EXERCISE DETAILS — Below are some records; return all of them exactly as they are.

SUPPLIED MATERIAL —

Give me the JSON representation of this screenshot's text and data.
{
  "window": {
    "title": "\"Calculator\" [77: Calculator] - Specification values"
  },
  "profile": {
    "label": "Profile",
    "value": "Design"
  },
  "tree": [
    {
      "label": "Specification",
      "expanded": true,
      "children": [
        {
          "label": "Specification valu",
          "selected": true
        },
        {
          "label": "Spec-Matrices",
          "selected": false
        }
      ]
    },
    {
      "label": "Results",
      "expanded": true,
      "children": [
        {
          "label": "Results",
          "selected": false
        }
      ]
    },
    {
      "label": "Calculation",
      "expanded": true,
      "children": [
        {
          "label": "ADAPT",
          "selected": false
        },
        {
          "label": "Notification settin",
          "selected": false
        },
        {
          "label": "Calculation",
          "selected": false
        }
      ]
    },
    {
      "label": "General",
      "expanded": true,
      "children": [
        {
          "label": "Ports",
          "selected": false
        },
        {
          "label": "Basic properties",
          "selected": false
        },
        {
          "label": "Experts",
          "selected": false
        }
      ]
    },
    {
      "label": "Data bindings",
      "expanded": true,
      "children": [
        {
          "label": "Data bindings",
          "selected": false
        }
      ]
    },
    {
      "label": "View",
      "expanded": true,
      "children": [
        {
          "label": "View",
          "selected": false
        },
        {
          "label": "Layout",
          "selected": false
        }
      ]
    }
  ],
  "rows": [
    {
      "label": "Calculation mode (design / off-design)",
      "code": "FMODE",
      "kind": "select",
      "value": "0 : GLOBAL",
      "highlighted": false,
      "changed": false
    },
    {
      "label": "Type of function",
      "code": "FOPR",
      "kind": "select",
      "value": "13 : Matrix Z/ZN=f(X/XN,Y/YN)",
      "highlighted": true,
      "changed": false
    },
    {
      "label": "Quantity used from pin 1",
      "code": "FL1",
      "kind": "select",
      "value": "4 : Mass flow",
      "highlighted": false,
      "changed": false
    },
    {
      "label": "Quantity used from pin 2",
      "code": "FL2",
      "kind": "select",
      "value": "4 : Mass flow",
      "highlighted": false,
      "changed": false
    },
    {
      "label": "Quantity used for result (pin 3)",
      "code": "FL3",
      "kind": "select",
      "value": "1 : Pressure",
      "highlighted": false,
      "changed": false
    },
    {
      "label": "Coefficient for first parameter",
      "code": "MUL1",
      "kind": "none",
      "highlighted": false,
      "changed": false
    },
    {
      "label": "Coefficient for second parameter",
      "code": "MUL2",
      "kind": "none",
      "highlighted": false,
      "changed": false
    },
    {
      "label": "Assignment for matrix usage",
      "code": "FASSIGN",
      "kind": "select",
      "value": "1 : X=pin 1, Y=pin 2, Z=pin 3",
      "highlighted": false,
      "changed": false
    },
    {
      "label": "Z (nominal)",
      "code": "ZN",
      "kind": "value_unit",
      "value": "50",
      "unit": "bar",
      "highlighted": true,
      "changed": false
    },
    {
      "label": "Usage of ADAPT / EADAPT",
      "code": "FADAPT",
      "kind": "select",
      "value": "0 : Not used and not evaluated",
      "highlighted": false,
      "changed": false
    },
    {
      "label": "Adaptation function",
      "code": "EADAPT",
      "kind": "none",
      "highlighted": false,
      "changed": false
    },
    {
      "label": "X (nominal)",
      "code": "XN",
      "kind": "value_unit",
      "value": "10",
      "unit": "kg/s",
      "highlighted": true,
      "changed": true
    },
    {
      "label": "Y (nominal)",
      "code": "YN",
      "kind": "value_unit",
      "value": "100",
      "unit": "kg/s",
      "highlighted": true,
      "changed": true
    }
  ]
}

TASK OUTPUT —
Give me the JSON representation of this screenshot's text and data.
{
  "window": {
    "title": "\"Calculator\" [77: Calculator] - Specification values"
  },
  "profile": {
    "label": "Profile",
    "value": "Design"
  },
  "tree": [
    {
      "label": "Specification",
      "expanded": true,
      "children": [
        {
          "label": "Specification valu",
          "selected": true
        },
        {
          "label": "Spec-Matrices",
          "selected": false
        }
      ]
    },
    {
      "label": "Results",
      "expanded": true,
      "children": [
        {
          "label": "Results",
          "selected": false
        }
      ]
    },
    {
      "label": "Calculation",
      "expanded": true,
      "children": [
        {
          "label": "ADAPT",
          "selected": false
        },
        {
          "label": "Notification settin",
          "selected": false
        },
        {
          "label": "Calculation",
          "selected": false
        }
      ]
    },
    {
      "label": "General",
      "expanded": true,
      "children": [
        {
          "label": "Ports",
          "selected": false
        },
        {
          "label": "Basic properties",
          "selected": false
        },
        {
          "label": "Experts",
          "selected": false
        }
      ]
    },
    {
      "label": "Data bindings",
      "expanded": true,
      "children": [
        {
          "label": "Data bindings",
          "selected": false
        }
      ]
    },
    {
      "label": "View",
      "expanded": true,
      "children": [
        {
          "label": "View",
          "selected": false
        },
        {
          "label": "Layout",
          "selected": false
        }
      ]
    }
  ],
  "rows": [
    {
      "label": "Calculation mode (design / off-design)",
      "code": "FMODE",
      "kind": "select",
      "value": "0 : GLOBAL",
      "highlighted": false,
      "changed": false
    },
    {
      "label": "Type of function",
      "code": "FOPR",
      "kind": "select",
      "value": "13 : Matrix Z/ZN=f(X/XN,Y/YN)",
      "highlighted": true,
      "changed": false
    },
    {
      "label": "Quantity used from pin 1",
      "code": "FL1",
      "kind": "select",
      "value": "4 : Mass flow",
      "highlighted": false,
      "changed": false
    },
    {
      "label": "Quantity used from pin 2",
      "code": "FL2",
      "kind": "select",
      "value": "4 : Mass flow",
      "highlighted": false,
      "changed": false
    },
    {
      "label": "Quantity used for result (pin 3)",
      "code": "FL3",
      "kind": "select",
      "value": "1 : Pressure",
      "highlighted": false,
      "changed": false
    },
    {
      "label": "Coefficient for first parameter",
      "code": "MUL1",
      "kind": "none",
      "highlighted": false,
      "changed": false
    },
    {
      "label": "Coefficient for second parameter",
      "code": "MUL2",
      "kind": "none",
      "highlighted": false,
      "changed": false
    },
    {
      "label": "Assignment for matrix usage",
      "code": "FASSIGN",
      "kind": "select",
      "value": "1 : X=pin 1, Y=pin 2, Z=pin 3",
      "highlighted": false,
      "changed": false
    },
    {
      "label": "Z (nominal)",
      "code": "ZN",
      "kind": "value_unit",
      "value": "50",
      "unit": "bar",
      "highlighted": true,
      "changed": false
    },
    {
      "label": "Usage of ADAPT / EADAPT",
      "code": "FADAPT",
      "kind": "select",
      "value": "0 : Not used and not evaluated",
      "highlighted": false,
      "changed": false
    },
    {
      "label": "Adaptation function",
      "code": "EADAPT",
      "kind": "none",
      "highlighted": false,
      "changed": false
    },
    {
      "label": "X (nominal)",
      "code": "XN",
      "kind": "value_unit",
      "value": "10",
      "unit": "kg/s",
      "highlighted": true,
      "changed": true
    },
    {
      "label": "Y (nominal)",
      "code": "YN",
      "kind": "value_unit",
      "value": "100",
      "unit": "kg/s",
      "highlighted": true,
      "changed": true
    }
  ]
}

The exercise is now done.